Guy: So, you're saying to aspiring petpreneurs, don't worry if you see lots of people doing something, there is plenty of room for someone new to start something new?

Chloe: Correct. Just, like, get stuck in, get learning, be willing to fail, all of that stuff that you say to a classic entrepreneur. Pivot if needs be. You know, I've made so many bloody mistakes.

Guy: You and me both when it comes to our startups I think Chloe, best way to learn. Is there anything you wanted to tell us about you don't think we've touched on?

Chloe: I think one of the things that people need to be aware of is that LinkedIn's great, but it doesn't cover the whole story. So there are a lot of times when I've struggled as a business owner because I keep comparing myself to people on LinkedIn. You go on there every five minutes and someone's raised a billion pounds, won some sort of award, or landed a massive deal right? 

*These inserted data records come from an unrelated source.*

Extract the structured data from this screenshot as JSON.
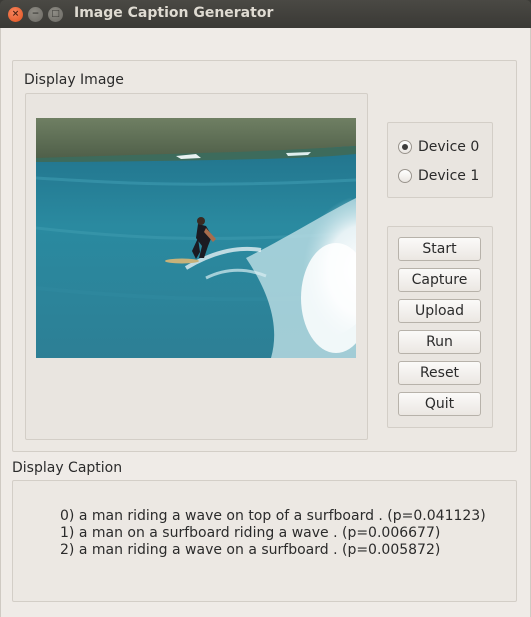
{
  "window": {
    "title": "Image Caption Generator",
    "close_glyph": "×",
    "minimize_glyph": "−",
    "maximize_glyph": "□"
  },
  "display_image": {
    "label": "Display Image",
    "image": "surfer riding a breaking wave"
  },
  "devices": {
    "options": [
      {
        "label": "Device 0",
        "checked": true
      },
      {
        "label": "Device 1",
        "checked": false
      }
    ]
  },
  "buttons": {
    "start": "Start",
    "capture": "Capture",
    "upload": "Upload",
    "run": "Run",
    "reset": "Reset",
    "quit": "Quit"
  },
  "display_caption": {
    "label": "Display Caption",
    "lines": [
      "0) a man riding a wave on top of a surfboard . (p=0.041123)",
      "1) a man on a surfboard riding a wave . (p=0.006677)",
      "2) a man riding a wave on a surfboard . (p=0.005872)"
    ]
  },
  "colors": {
    "close_button": "#e0531f",
    "window_bg": "#efebe7",
    "titlebar": "#3c3b37"
  }
}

So just be careful of comparison because I think it's really bad for you. You could sit there for hours scrolling. And I used to have, I used to sit there in the morning and get really sort of upset. Why am I not doing better? What am I doing wrong? And it set me up for a bad day.  And what's the point of that, right?

Guy: I completely agree with you. This is also a great place to wrap up the interview, Chloe thank you so much for coming on to speak with me. It has been fantastic learning about your story and startup journey, I think there is a lot in this talk for aspiring petpreneurs to think about.

Chloe: You are welcome, thank you for having me on!

Editors Note: This brings us to the end of the interview, thank you so much for reading. Do please give Chloe a follow on Linkedin, TikTok and Facebook, and be sure to check out the Tuft App, available in all good app stores.

Read On: This is Part Two of our Interesting Journeys Into Peptpreneurship series, click here to see the first article in this series featuring an interview with Niki French, the founder of Pup Talk, and Author of Stop Walking Your Dog.